In the case of a urachal rupture, abdominal ultrasonography may be helpful to establish an etiologic diagnosis. Ultrasonography of the umbilical remnants may suggest the presence of infection or abscessation. A large amount of fluid in the abdomen is also seen. Rarely, neonatal foals may become azotemic because of rupture of one or both ureters. Accumulation of urine in the retroperitoneal area can be seen via ultrasound.


Surgery is necessary to correct the defect and, in uncomplicated cases, is very successful. The foal should be stabilized before surgery. Potassium >6 mEq/L should be lowered preoperatively by either 500 mL of normal saline, sodium bicarbonate plus 10% dextrose throughout 30–40 min, or sodium bicarbonate administration alone. All of these treatments help drive potassium into cells. If the potassium is >8 mEq/L or the above treatments are unsuccessful, administration of insulin at 0.1 mg/kg, IV, in dextrose and saline and/or peritoneal fluid drainage can be considered.

The bladder should be repaired using absorbable sutures. Because surgical staples have migrated into the bladder and become the nidus for stone formation at a later date, they should not be used. If the umbilical structures are enlarged (indicating infection), they should be removed at the time of surgery and cultured.

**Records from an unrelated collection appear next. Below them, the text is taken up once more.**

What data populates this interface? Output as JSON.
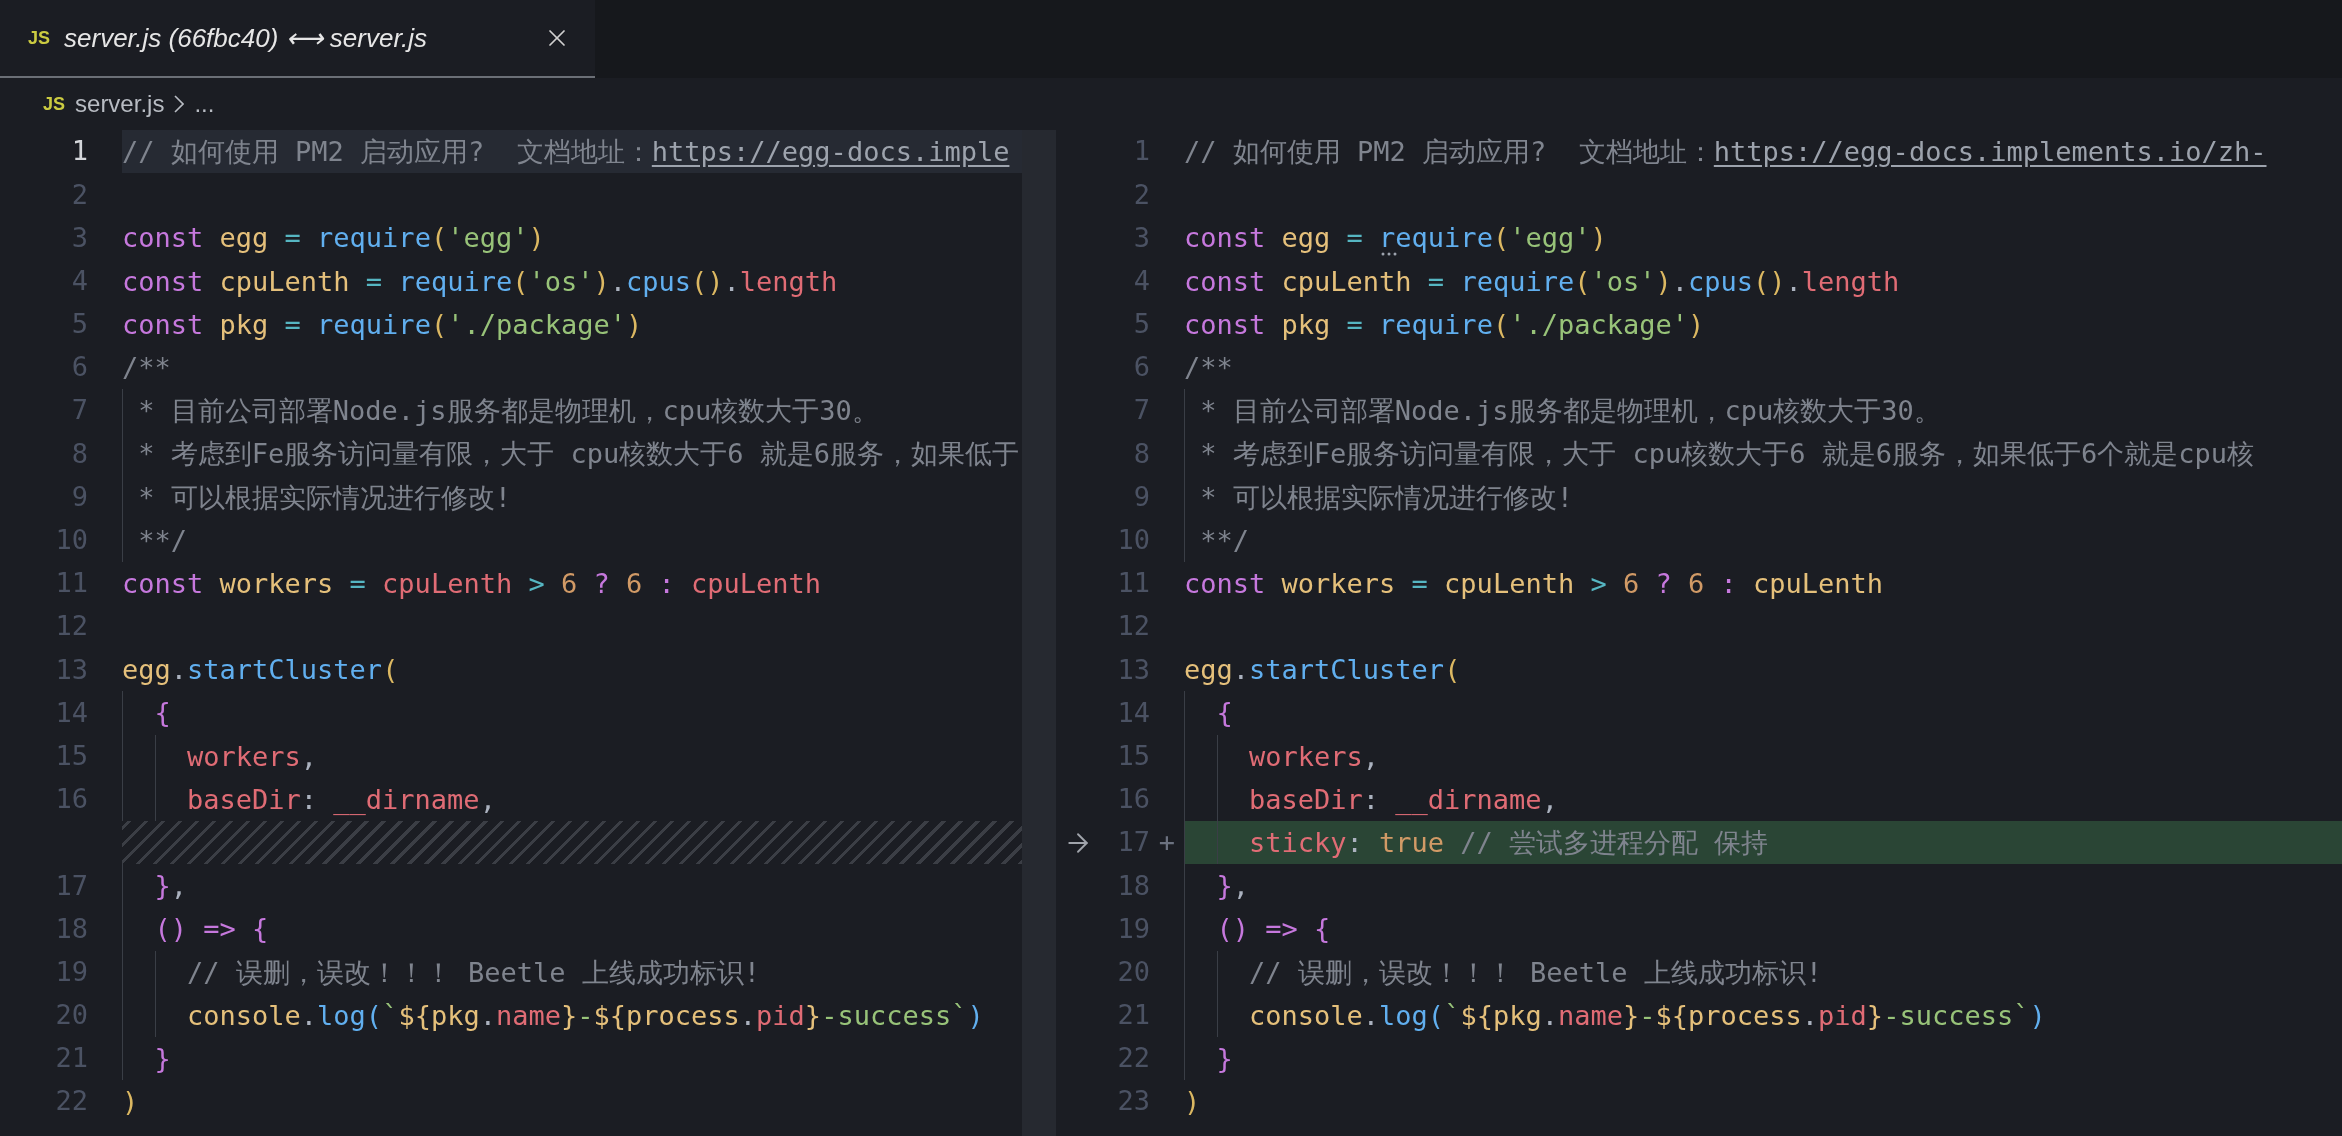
{
  "tab": {
    "icon_text": "JS",
    "title": "server.js (66fbc40) ⟷ server.js",
    "selected": true
  },
  "breadcrumb": {
    "icon_text": "JS",
    "file": "server.js",
    "rest": "..."
  },
  "panes": [
    {
      "lines": [
        {
          "number": "1",
          "kind": "normal",
          "current": true,
          "tokens": [
            {
              "text": "// 如何使用 PM2 启动应用?  文档地址：",
              "kind": "comment"
            },
            {
              "text": "https://egg-docs.imple",
              "kind": "link"
            }
          ]
        },
        {
          "number": "2",
          "kind": "normal",
          "current": false
        },
        {
          "number": "3",
          "kind": "normal",
          "current": false,
          "tokens": [
            {
              "text": "const ",
              "kind": "keyword"
            },
            {
              "text": "egg ",
              "kind": "variable"
            },
            {
              "text": "= ",
              "kind": "operator"
            },
            {
              "text": "require",
              "kind": "function"
            },
            {
              "text": "(",
              "kind": "bracket"
            },
            {
              "text": "'egg'",
              "kind": "string"
            },
            {
              "text": ")",
              "kind": "bracket"
            }
          ]
        },
        {
          "number": "4",
          "kind": "normal",
          "current": false,
          "tokens": [
            {
              "text": "const ",
              "kind": "keyword"
            },
            {
              "text": "cpuLenth ",
              "kind": "variable"
            },
            {
              "text": "= ",
              "kind": "operator"
            },
            {
              "text": "require",
              "kind": "function"
            },
            {
              "text": "(",
              "kind": "bracket"
            },
            {
              "text": "'os'",
              "kind": "string"
            },
            {
              "text": ")",
              "kind": "bracket"
            },
            {
              "text": ".",
              "kind": "plain"
            },
            {
              "text": "cpus",
              "kind": "function"
            },
            {
              "text": "()",
              "kind": "bracket"
            },
            {
              "text": ".",
              "kind": "plain"
            },
            {
              "text": "length",
              "kind": "property"
            }
          ]
        },
        {
          "number": "5",
          "kind": "normal",
          "current": false,
          "tokens": [
            {
              "text": "const ",
              "kind": "keyword"
            },
            {
              "text": "pkg ",
              "kind": "variable"
            },
            {
              "text": "= ",
              "kind": "operator"
            },
            {
              "text": "require",
              "kind": "function"
            },
            {
              "text": "(",
              "kind": "bracket"
            },
            {
              "text": "'./package'",
              "kind": "string"
            },
            {
              "text": ")",
              "kind": "bracket"
            }
          ]
        },
        {
          "number": "6",
          "kind": "normal",
          "current": false,
          "tokens": [
            {
              "text": "/**",
              "kind": "comment"
            }
          ]
        },
        {
          "number": "7",
          "kind": "normal",
          "current": false,
          "tokens": [
            {
              "text": " * 目前公司部署Node.js服务都是物理机，cpu核数大于30。",
              "kind": "comment"
            }
          ]
        },
        {
          "number": "8",
          "kind": "normal",
          "current": false,
          "tokens": [
            {
              "text": " * 考虑到Fe服务访问量有限，大于 cpu核数大于6 就是6服务，如果低于",
              "kind": "comment"
            }
          ]
        },
        {
          "number": "9",
          "kind": "normal",
          "current": false,
          "tokens": [
            {
              "text": " * 可以根据实际情况进行修改!",
              "kind": "comment"
            }
          ]
        },
        {
          "number": "10",
          "kind": "normal",
          "current": false,
          "tokens": [
            {
              "text": " **/",
              "kind": "comment"
            }
          ]
        },
        {
          "number": "11",
          "kind": "normal",
          "current": false,
          "tokens": [
            {
              "text": "const ",
              "kind": "keyword"
            },
            {
              "text": "workers ",
              "kind": "variable"
            },
            {
              "text": "= ",
              "kind": "operator"
            },
            {
              "text": "cpuLenth ",
              "kind": "property"
            },
            {
              "text": "> ",
              "kind": "operator"
            },
            {
              "text": "6 ",
              "kind": "number"
            },
            {
              "text": "? ",
              "kind": "keyword"
            },
            {
              "text": "6 ",
              "kind": "number"
            },
            {
              "text": ": ",
              "kind": "keyword"
            },
            {
              "text": "cpuLenth",
              "kind": "property"
            }
          ]
        },
        {
          "number": "12",
          "kind": "normal",
          "current": false
        },
        {
          "number": "13",
          "kind": "normal",
          "current": false,
          "tokens": [
            {
              "text": "egg",
              "kind": "variable"
            },
            {
              "text": ".",
              "kind": "plain"
            },
            {
              "text": "startCluster",
              "kind": "function"
            },
            {
              "text": "(",
              "kind": "bracket"
            }
          ]
        },
        {
          "number": "14",
          "kind": "normal",
          "current": false,
          "tokens": [
            {
              "text": "  {",
              "kind": "bracket2"
            }
          ]
        },
        {
          "number": "15",
          "kind": "normal",
          "current": false,
          "tokens": [
            {
              "text": "    workers",
              "kind": "property"
            },
            {
              "text": ",",
              "kind": "plain"
            }
          ]
        },
        {
          "number": "16",
          "kind": "normal",
          "current": false,
          "tokens": [
            {
              "text": "    baseDir",
              "kind": "property"
            },
            {
              "text": ": ",
              "kind": "plain"
            },
            {
              "text": "__dirname",
              "kind": "property"
            },
            {
              "text": ",",
              "kind": "plain"
            }
          ]
        },
        {
          "kind": "placeholder",
          "current": false
        },
        {
          "number": "17",
          "kind": "normal",
          "current": false,
          "tokens": [
            {
              "text": "  }",
              "kind": "bracket2"
            },
            {
              "text": ",",
              "kind": "plain"
            }
          ]
        },
        {
          "number": "18",
          "kind": "normal",
          "current": false,
          "tokens": [
            {
              "text": "  () ",
              "kind": "bracket2"
            },
            {
              "text": "=> ",
              "kind": "keyword"
            },
            {
              "text": "{",
              "kind": "bracket2"
            }
          ]
        },
        {
          "number": "19",
          "kind": "normal",
          "current": false,
          "tokens": [
            {
              "text": "    // 误删，误改！！！ Beetle 上线成功标识!",
              "kind": "comment"
            }
          ]
        },
        {
          "number": "20",
          "kind": "normal",
          "current": false,
          "tokens": [
            {
              "text": "    console",
              "kind": "variable"
            },
            {
              "text": ".",
              "kind": "plain"
            },
            {
              "text": "log",
              "kind": "function"
            },
            {
              "text": "(",
              "kind": "bracket3"
            },
            {
              "text": "`",
              "kind": "string"
            },
            {
              "text": "${pkg",
              "kind": "variable"
            },
            {
              "text": ".",
              "kind": "plain"
            },
            {
              "text": "name",
              "kind": "property"
            },
            {
              "text": "}",
              "kind": "variable"
            },
            {
              "text": "-",
              "kind": "string"
            },
            {
              "text": "${process",
              "kind": "variable"
            },
            {
              "text": ".",
              "kind": "plain"
            },
            {
              "text": "pid",
              "kind": "property"
            },
            {
              "text": "}",
              "kind": "variable"
            },
            {
              "text": "-success`",
              "kind": "string"
            },
            {
              "text": ")",
              "kind": "bracket3"
            }
          ]
        },
        {
          "number": "21",
          "kind": "normal",
          "current": false,
          "tokens": [
            {
              "text": "  }",
              "kind": "bracket2"
            }
          ]
        },
        {
          "number": "22",
          "kind": "normal",
          "current": false,
          "tokens": [
            {
              "text": ")",
              "kind": "bracket"
            }
          ]
        }
      ]
    },
    {
      "lines": [
        {
          "number": "1",
          "kind": "normal",
          "current": false,
          "tokens": [
            {
              "text": "// 如何使用 PM2 启动应用?  文档地址：",
              "kind": "comment"
            },
            {
              "text": "https://egg-docs.implements.io/zh-",
              "kind": "link"
            }
          ]
        },
        {
          "number": "2",
          "kind": "normal",
          "current": false
        },
        {
          "number": "3",
          "kind": "normal",
          "current": false,
          "tokens": [
            {
              "text": "const ",
              "kind": "keyword"
            },
            {
              "text": "egg ",
              "kind": "variable"
            },
            {
              "text": "= ",
              "kind": "operator"
            },
            {
              "text": "require",
              "kind": "function",
              "hint": true
            },
            {
              "text": "(",
              "kind": "bracket"
            },
            {
              "text": "'egg'",
              "kind": "string"
            },
            {
              "text": ")",
              "kind": "bracket"
            }
          ]
        },
        {
          "number": "4",
          "kind": "normal",
          "current": false,
          "tokens": [
            {
              "text": "const ",
              "kind": "keyword"
            },
            {
              "text": "cpuLenth ",
              "kind": "variable"
            },
            {
              "text": "= ",
              "kind": "operator"
            },
            {
              "text": "require",
              "kind": "function"
            },
            {
              "text": "(",
              "kind": "bracket"
            },
            {
              "text": "'os'",
              "kind": "string"
            },
            {
              "text": ")",
              "kind": "bracket"
            },
            {
              "text": ".",
              "kind": "plain"
            },
            {
              "text": "cpus",
              "kind": "function"
            },
            {
              "text": "()",
              "kind": "bracket"
            },
            {
              "text": ".",
              "kind": "plain"
            },
            {
              "text": "length",
              "kind": "property"
            }
          ]
        },
        {
          "number": "5",
          "kind": "normal",
          "current": false,
          "tokens": [
            {
              "text": "const ",
              "kind": "keyword"
            },
            {
              "text": "pkg ",
              "kind": "variable"
            },
            {
              "text": "= ",
              "kind": "operator"
            },
            {
              "text": "require",
              "kind": "function"
            },
            {
              "text": "(",
              "kind": "bracket"
            },
            {
              "text": "'./package'",
              "kind": "string"
            },
            {
              "text": ")",
              "kind": "bracket"
            }
          ]
        },
        {
          "number": "6",
          "kind": "normal",
          "current": false,
          "tokens": [
            {
              "text": "/**",
              "kind": "comment"
            }
          ]
        },
        {
          "number": "7",
          "kind": "normal",
          "current": false,
          "tokens": [
            {
              "text": " * 目前公司部署Node.js服务都是物理机，cpu核数大于30。",
              "kind": "comment"
            }
          ]
        },
        {
          "number": "8",
          "kind": "normal",
          "current": false,
          "tokens": [
            {
              "text": " * 考虑到Fe服务访问量有限，大于 cpu核数大于6 就是6服务，如果低于6个就是cpu核",
              "kind": "comment"
            }
          ]
        },
        {
          "number": "9",
          "kind": "normal",
          "current": false,
          "tokens": [
            {
              "text": " * 可以根据实际情况进行修改!",
              "kind": "comment"
            }
          ]
        },
        {
          "number": "10",
          "kind": "normal",
          "current": false,
          "tokens": [
            {
              "text": " **/",
              "kind": "comment"
            }
          ]
        },
        {
          "number": "11",
          "kind": "normal",
          "current": false,
          "tokens": [
            {
              "text": "const ",
              "kind": "keyword"
            },
            {
              "text": "workers ",
              "kind": "variable"
            },
            {
              "text": "= ",
              "kind": "operator"
            },
            {
              "text": "cpuLenth ",
              "kind": "variable"
            },
            {
              "text": "> ",
              "kind": "operator"
            },
            {
              "text": "6 ",
              "kind": "number"
            },
            {
              "text": "? ",
              "kind": "keyword"
            },
            {
              "text": "6 ",
              "kind": "number"
            },
            {
              "text": ": ",
              "kind": "keyword"
            },
            {
              "text": "cpuLenth",
              "kind": "variable"
            }
          ]
        },
        {
          "number": "12",
          "kind": "normal",
          "current": false
        },
        {
          "number": "13",
          "kind": "normal",
          "current": false,
          "tokens": [
            {
              "text": "egg",
              "kind": "variable"
            },
            {
              "text": ".",
              "kind": "plain"
            },
            {
              "text": "startCluster",
              "kind": "function"
            },
            {
              "text": "(",
              "kind": "bracket"
            }
          ]
        },
        {
          "number": "14",
          "kind": "normal",
          "current": false,
          "tokens": [
            {
              "text": "  {",
              "kind": "bracket2"
            }
          ]
        },
        {
          "number": "15",
          "kind": "normal",
          "current": false,
          "tokens": [
            {
              "text": "    workers",
              "kind": "property"
            },
            {
              "text": ",",
              "kind": "plain"
            }
          ]
        },
        {
          "number": "16",
          "kind": "normal",
          "current": false,
          "tokens": [
            {
              "text": "    baseDir",
              "kind": "property"
            },
            {
              "text": ": ",
              "kind": "plain"
            },
            {
              "text": "__dirname",
              "kind": "property"
            },
            {
              "text": ",",
              "kind": "plain"
            }
          ]
        },
        {
          "number": "17",
          "kind": "added",
          "marker": "+",
          "current": false,
          "tokens": [
            {
              "text": "    sticky",
              "kind": "property"
            },
            {
              "text": ": ",
              "kind": "plain"
            },
            {
              "text": "true ",
              "kind": "number"
            },
            {
              "text": "// 尝试多进程分配 保持",
              "kind": "comment"
            }
          ]
        },
        {
          "number": "18",
          "kind": "normal",
          "current": false,
          "tokens": [
            {
              "text": "  }",
              "kind": "bracket2"
            },
            {
              "text": ",",
              "kind": "plain"
            }
          ]
        },
        {
          "number": "19",
          "kind": "normal",
          "current": false,
          "tokens": [
            {
              "text": "  () ",
              "kind": "bracket2"
            },
            {
              "text": "=> ",
              "kind": "keyword"
            },
            {
              "text": "{",
              "kind": "bracket2"
            }
          ]
        },
        {
          "number": "20",
          "kind": "normal",
          "current": false,
          "tokens": [
            {
              "text": "    // 误删，误改！！！ Beetle 上线成功标识!",
              "kind": "comment"
            }
          ]
        },
        {
          "number": "21",
          "kind": "normal",
          "current": false,
          "tokens": [
            {
              "text": "    console",
              "kind": "variable"
            },
            {
              "text": ".",
              "kind": "plain"
            },
            {
              "text": "log",
              "kind": "function"
            },
            {
              "text": "(",
              "kind": "bracket3"
            },
            {
              "text": "`",
              "kind": "string"
            },
            {
              "text": "${pkg",
              "kind": "variable"
            },
            {
              "text": ".",
              "kind": "plain"
            },
            {
              "text": "name",
              "kind": "property"
            },
            {
              "text": "}",
              "kind": "variable"
            },
            {
              "text": "-",
              "kind": "string"
            },
            {
              "text": "${process",
              "kind": "variable"
            },
            {
              "text": ".",
              "kind": "plain"
            },
            {
              "text": "pid",
              "kind": "property"
            },
            {
              "text": "}",
              "kind": "variable"
            },
            {
              "text": "-success`",
              "kind": "string"
            },
            {
              "text": ")",
              "kind": "bracket3"
            }
          ]
        },
        {
          "number": "22",
          "kind": "normal",
          "current": false,
          "tokens": [
            {
              "text": "  }",
              "kind": "bracket2"
            }
          ]
        },
        {
          "number": "23",
          "kind": "normal",
          "current": false,
          "tokens": [
            {
              "text": ")",
              "kind": "bracket"
            }
          ]
        }
      ]
    }
  ]
}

After surgical correction of the bladder, an indwelling urinary catheter may be placed for 48 hr to decrease bladder distention and leakage of urine at the repair site; however, this is rarely done on a first repair.

If a bladder rupture is recognized early in an otherwise healthy foal and the foal is stabilized appropriately before surgery, the prognosis for recovery is good to excellent, with success rates as high as 95%. In septic or premature foals, in which complications such as peritonitis, incisional complications, adhesions, and anesthetic death are encountered more frequently, the prognosis is fair. All recumbent foals should be considered at high risk of bladder rupture and may require prophylactic indwelling catheterization.